In 2021, the Accreditation Council for Graduate Medical Education (ACGME) updated its Milestones tool for assessing geriatrics fellows, now called Milestones 2.0. Programs were required to use Milestones 2.0 in July 2021, but the implementation process is meant to be iterative over multiple assessment cycles.
Shoshana Streiter, MD, a geriatrician in the Division of Aging at Brigham and Women’s Hospital, Laura Edgar, EdD, vice-president of Milestones Development at ACGME, and colleagues have outlined a four-step process for geriatric fellowship programs to use in transitioning from the original Milestones to Milestones 2.0. They offer their recommendations in the Journal of the American Geriatrics Society.
Step 1: Train Faculty
Faculty should become thoroughly familiar with the three significant changes to the original Milestones:
- Content updates to emphasize geriatric knowledge and skills (e.g., performing a comprehensive geriatric assessment, assessing and optimizing cognition); interdisciplinary team engagement; framing care within the context of patient prognosis, goals, and values; and family and caregiver needs. In addition, “Physician Well-being” is a new milestone.
- Revision of the rating system to refocus assessment on skills acquisition rather than deficiencies of the learner. Level 1 indicates a beginning fellow; level 2, an advanced beginner; level 3, an advancing and improving learner; level 4, a proficient learner (the goal for a graduating fellow); and level 5, an aspirational expert who serves as a coach and/or role model for others.
- Creation of a supplemental guide available in Microsoft Word so fellowship faculty can tailor it to their program. Leaders should begin by writing a brief introduction to Milestones 2.0 with an outline of the overall plan and timeline for training faculty and fellows and implementing changes.
Opportunities to train faculty are the annual program evaluation meeting, division or department meetings, program evaluation committee meetings, faculty retreats, and dedicated shorter training sessions.
Step 2: Map to Current Tools
To integrate Milestones 2.0 into existing assessments, teaching faculty should first review the components of the current fellowship curriculum, including clinical rotations, continuity experiences, didactics, other formal teaching sessions, and fellows’ scholarly projects.
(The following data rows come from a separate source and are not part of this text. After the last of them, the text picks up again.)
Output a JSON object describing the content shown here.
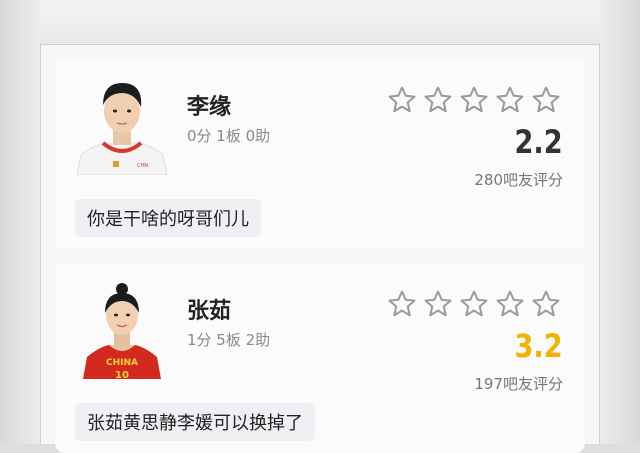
{
  "players": [
    {
      "name": "李缘",
      "stats": "0分 1板 0助",
      "score": "2.2",
      "score_color": "#333333",
      "rating_count": "280吧友评分",
      "stars_filled": 0,
      "stars_total": 5,
      "comment": "你是干啥的呀哥们儿"
    },
    {
      "name": "张茹",
      "stats": "1分 5板 2助",
      "score": "3.2",
      "score_color": "#f0b400",
      "rating_count": "197吧友评分",
      "stars_filled": 0,
      "stars_total": 5,
      "comment": "张茹黄思静李媛可以换掉了",
      "jersey_text": "CHINA"
    }
  ]
}
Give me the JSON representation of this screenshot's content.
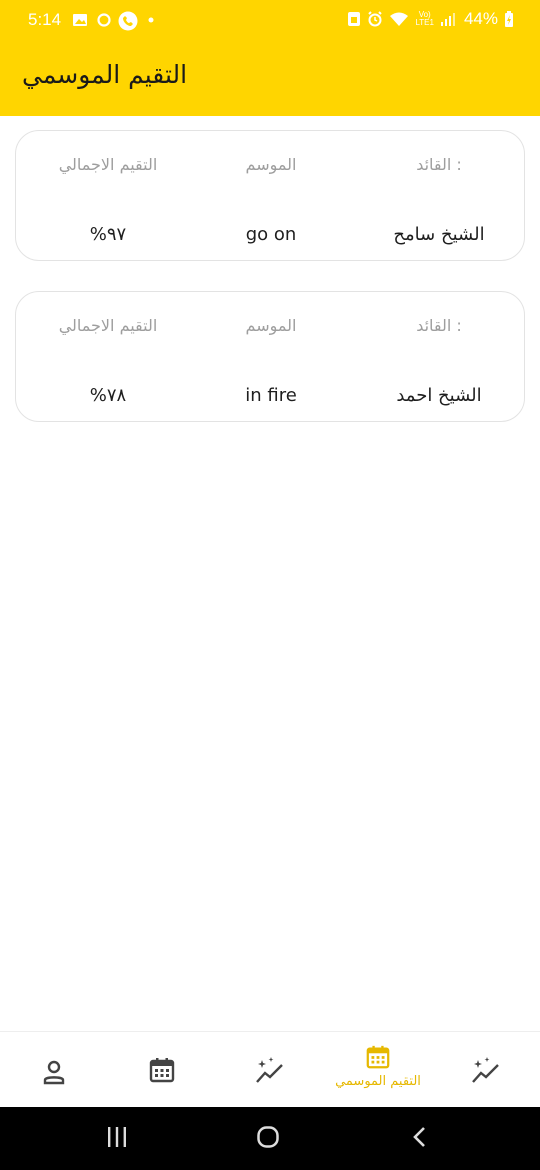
{
  "status_bar": {
    "time": "5:14",
    "network_small": "Vo)\nLTE1",
    "battery": "44%"
  },
  "header": {
    "title": "التقيم الموسمي"
  },
  "cards": [
    {
      "leader_label": "القائد :",
      "leader_value": "الشيخ سامح",
      "season_label": "الموسم",
      "season_value": "go on",
      "total_label": "التقيم الاجمالي",
      "total_value": "%٩٧"
    },
    {
      "leader_label": "القائد :",
      "leader_value": "الشيخ احمد",
      "season_label": "الموسم",
      "season_value": "in fire",
      "total_label": "التقيم الاجمالي",
      "total_value": "%٧٨"
    }
  ],
  "bottom_nav": {
    "items": [
      {
        "icon": "sparkles-chart-icon",
        "label": ""
      },
      {
        "icon": "calendar-icon",
        "label": "التقيم الموسمي",
        "active": true
      },
      {
        "icon": "sparkles-chart-icon",
        "label": ""
      },
      {
        "icon": "calendar-icon",
        "label": ""
      },
      {
        "icon": "profile-icon",
        "label": ""
      }
    ]
  },
  "colors": {
    "accent": "#FFD500",
    "active_nav": "#E6B800",
    "label_gray": "#9e9e9e"
  }
}
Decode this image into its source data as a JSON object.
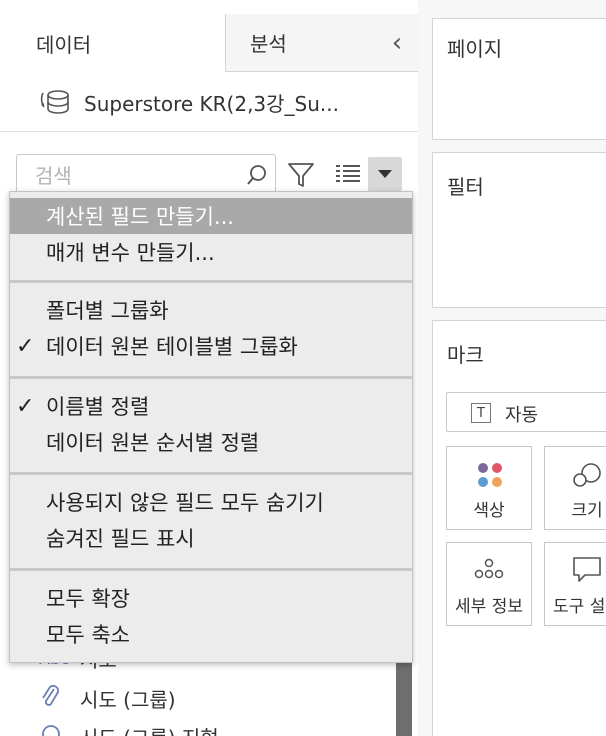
{
  "tabs": {
    "data_label": "데이터",
    "analysis_label": "분석"
  },
  "datasource": {
    "name": "Superstore KR(2,3강_Su..."
  },
  "search": {
    "placeholder": "검색",
    "value": ""
  },
  "menu": {
    "items": [
      {
        "label": "계산된 필드 만들기...",
        "checked": false,
        "highlighted": true
      },
      {
        "label": "매개 변수 만들기...",
        "checked": false,
        "highlighted": false
      },
      {
        "label": "폴더별 그룹화",
        "checked": false,
        "highlighted": false
      },
      {
        "label": "데이터 원본 테이블별 그룹화",
        "checked": true,
        "highlighted": false
      },
      {
        "label": "이름별 정렬",
        "checked": true,
        "highlighted": false
      },
      {
        "label": "데이터 원본 순서별 정렬",
        "checked": false,
        "highlighted": false
      },
      {
        "label": "사용되지 않은 필드 모두 숨기기",
        "checked": false,
        "highlighted": false
      },
      {
        "label": "숨겨진 필드 표시",
        "checked": false,
        "highlighted": false
      },
      {
        "label": "모두 확장",
        "checked": false,
        "highlighted": false
      },
      {
        "label": "모두 축소",
        "checked": false,
        "highlighted": false
      }
    ],
    "check_glyph": "✓"
  },
  "fields": [
    {
      "icon": "abc-icon",
      "icon_text": "Abc",
      "label": "시도"
    },
    {
      "icon": "paperclip-icon",
      "icon_text": "",
      "label": "시도 (그룹)"
    },
    {
      "icon": "geo-icon",
      "icon_text": "",
      "label": "시도 (그룹) 지형"
    }
  ],
  "shelves": {
    "pages_title": "페이지",
    "filters_title": "필터",
    "marks_title": "마크",
    "marks_type": "자동",
    "marks_type_icon_text": "T",
    "color_label": "색상",
    "size_label": "크기",
    "detail_label": "세부 정보",
    "tooltip_label": "도구 설명"
  },
  "colors": {
    "highlight": "#a9a9a9",
    "dot_purple": "#7b6a9c",
    "dot_red": "#e0566b",
    "dot_blue": "#5b9ad5",
    "dot_orange": "#f0a35a"
  }
}
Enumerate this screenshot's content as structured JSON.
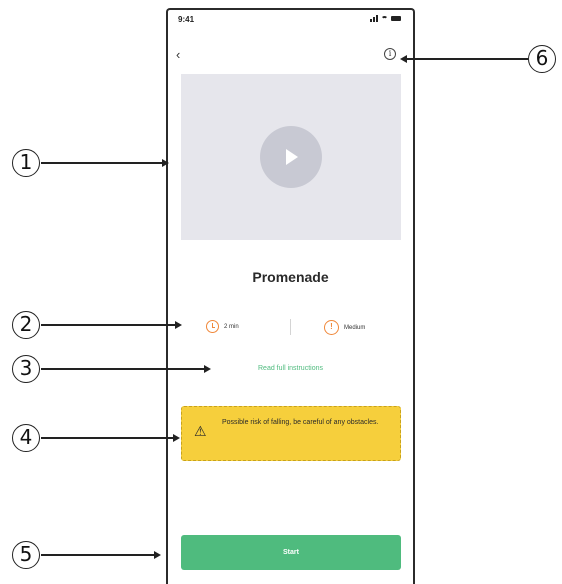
{
  "status_bar": {
    "time": "9:41"
  },
  "screen": {
    "title": "Promenade",
    "duration": "2 min",
    "level": "Medium",
    "level_icon_glyph": "!",
    "instructions_link": "Read full instructions",
    "warning_text": "Possible risk of falling, be careful of any obstacles.",
    "start_label": "Start",
    "back_icon": "chevron-left-icon",
    "info_icon_glyph": "i"
  },
  "callouts": [
    "1",
    "2",
    "3",
    "4",
    "5",
    "6"
  ],
  "colors": {
    "accent_green": "#4fbb7e",
    "warning_yellow": "#f6cf3c",
    "icon_orange": "#f0883a",
    "video_placeholder": "#e6e6ec"
  }
}
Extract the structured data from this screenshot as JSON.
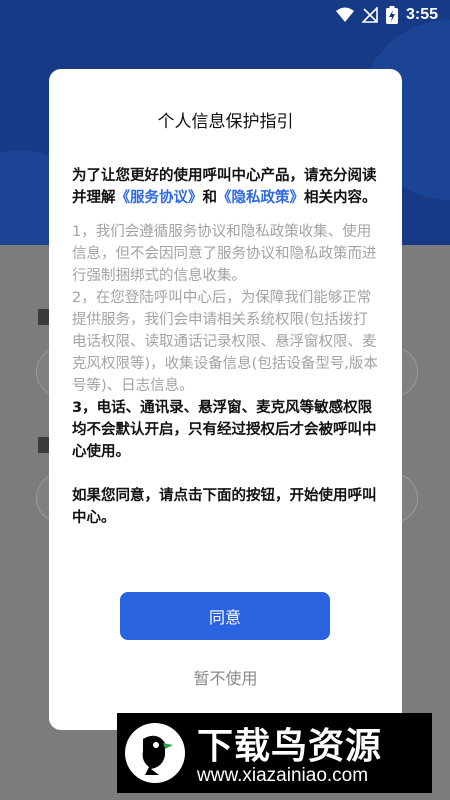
{
  "status_bar": {
    "time": "3:55"
  },
  "dialog": {
    "title": "个人信息保护指引",
    "intro_part1": "为了让您更好的使用呼叫中心产品，请充分阅读并理解",
    "link_service": "《服务协议》",
    "intro_and": "和",
    "link_privacy": "《隐私政策》",
    "intro_part2": "相关内容。",
    "item1": "1，我们会遵循服务协议和隐私政策收集、使用信息，但不会因同意了服务协议和隐私政策而进行强制捆绑式的信息收集。",
    "item2": "2，在您登陆呼叫中心后，为保障我们能够正常提供服务，我们会申请相关系统权限(包括拨打电话权限、读取通话记录权限、悬浮窗权限、麦克风权限等)，收集设备信息(包括设备型号,版本号等)、日志信息。",
    "item3": "3，电话、通讯录、悬浮窗、麦克风等敏感权限均不会默认开启，只有经过授权后才会被呼叫中心使用。",
    "closing": "如果您同意，请点击下面的按钮，开始使用呼叫中心。",
    "agree_label": "同意",
    "decline_label": "暂不使用"
  },
  "watermark": {
    "title": "下载鸟资源",
    "url": "www.xiazainiao.com"
  },
  "colors": {
    "brand_blue": "#2a63df",
    "link_blue": "#2f6ae0",
    "header_bg": "#173a86"
  }
}
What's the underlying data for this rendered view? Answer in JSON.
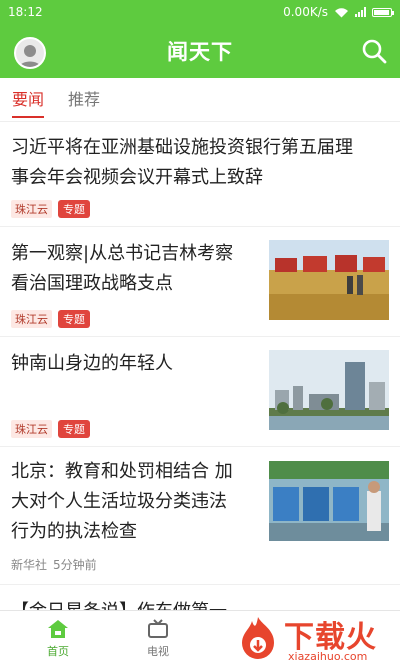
{
  "status_bar": {
    "time": "18:12",
    "network_speed": "0.00K/s"
  },
  "app_bar": {
    "title": "闻天下",
    "accent_color": "#5ecb3f"
  },
  "tabs": [
    {
      "label": "要闻",
      "active": true
    },
    {
      "label": "推荐",
      "active": false
    }
  ],
  "news": [
    {
      "headline_lines": [
        "习近平将在亚洲基础设施投资银行第五届理",
        "事会年会视频会议开幕式上致辞"
      ],
      "source": "珠江云",
      "tag": "专题"
    },
    {
      "headline_lines": [
        "第一观察|从总书记吉林考察",
        "看治国理政战略支点"
      ],
      "source": "珠江云",
      "tag": "专题",
      "thumb": "harvest-field-photo"
    },
    {
      "headline_lines": [
        "钟南山身边的年轻人"
      ],
      "source": "珠江云",
      "tag": "专题",
      "thumb": "city-skyline-photo"
    },
    {
      "headline_lines": [
        "北京：教育和处罚相结合 加",
        "大对个人生活垃圾分类违法",
        "行为的执法检查"
      ],
      "source": "新华社",
      "time": "5分钟前",
      "thumb": "garbage-sorting-photo"
    },
    {
      "headline_lines": [
        "【金日星条说】作东做第一"
      ]
    }
  ],
  "bottom_nav": [
    {
      "label": "首页",
      "icon": "home-icon",
      "active": true
    },
    {
      "label": "电视",
      "icon": "tv-icon",
      "active": false
    }
  ],
  "watermark": {
    "text": "下载火",
    "sub": "xiazaihuo.com"
  }
}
They can then cross-check to verify that Milestones 2.0 is included in the curriculum and develop strategies to incorporate missing milestones.
Special attention is warranted for the patient care and medical knowledge milestones, the content of which has been substantially changed.
The Milestones 2.0 document incorporates the 76 Geriatric Curricular Milestones and the 12 End-of-Training Entrustable Professional Activities for Geriatric Medicine published by the American Geriatrics Society and Association of Directors of Geriatric Academic Programs in 2014. Programs already assessing their fellows based on those tools can remap their assessments to Milestones 2.0.
A written plan for aligning learner assessment to Milestones 2.0 should be reviewed by program directors, clerkship directors, administrators, fellows, and the Clinical Competency Committee (CCC). Scheduled, iterative review of all assessment tools by the CCC is also recommended.
Step 3: Train Learners
Milestones 2.0 should be presented to fellows as a tool for their self-assessments as well as a tool for faculty. Fellows can use the document to track their progress and develop their own action plans for improvement.
Fellows may have a variable understanding of the original milestones from their residencies, so a review of the six core competencies and an introduction to Milestones 2.0 can create a shared mental model between teachers and learners. This could be undertaken during fellow orientation using a sample self-assessment approach with one or more milestones and the Supplemental Guide.
It’s important for fellows to understand a score of 1 early in the year has no pejorative connotation; it reflects the expected level of performance at the beginning of the fellowship. Similarly, level 4 is the graduation target; most graduating fellows will not achieve level 5.
Step 4: Integrate Milestones 2.0 Into CCC Meetings
Milestones 2.0 should be regularly reviewed at CCC meetings to ensure each committee member is thoroughly trained in its application. One strategy is to:
- Create a mock portfolio describing a hypothetical fellow’s performance across different sites of care and including key quality improvement metrics based on simulated chart review.
- Ask faculty to say how they would rate the fellow by identifying certain milestones where the learner either excelled or had room for growth.
- Have the group discuss differences of opinion until they achieve a shared understanding.
Another strategy is to have each faculty member complete a self-assessment by choosing one of the milestones and applying it to themselves. These strategies may also be useful for orienting other faculty, and fellows themselves, to Milestones 2.0.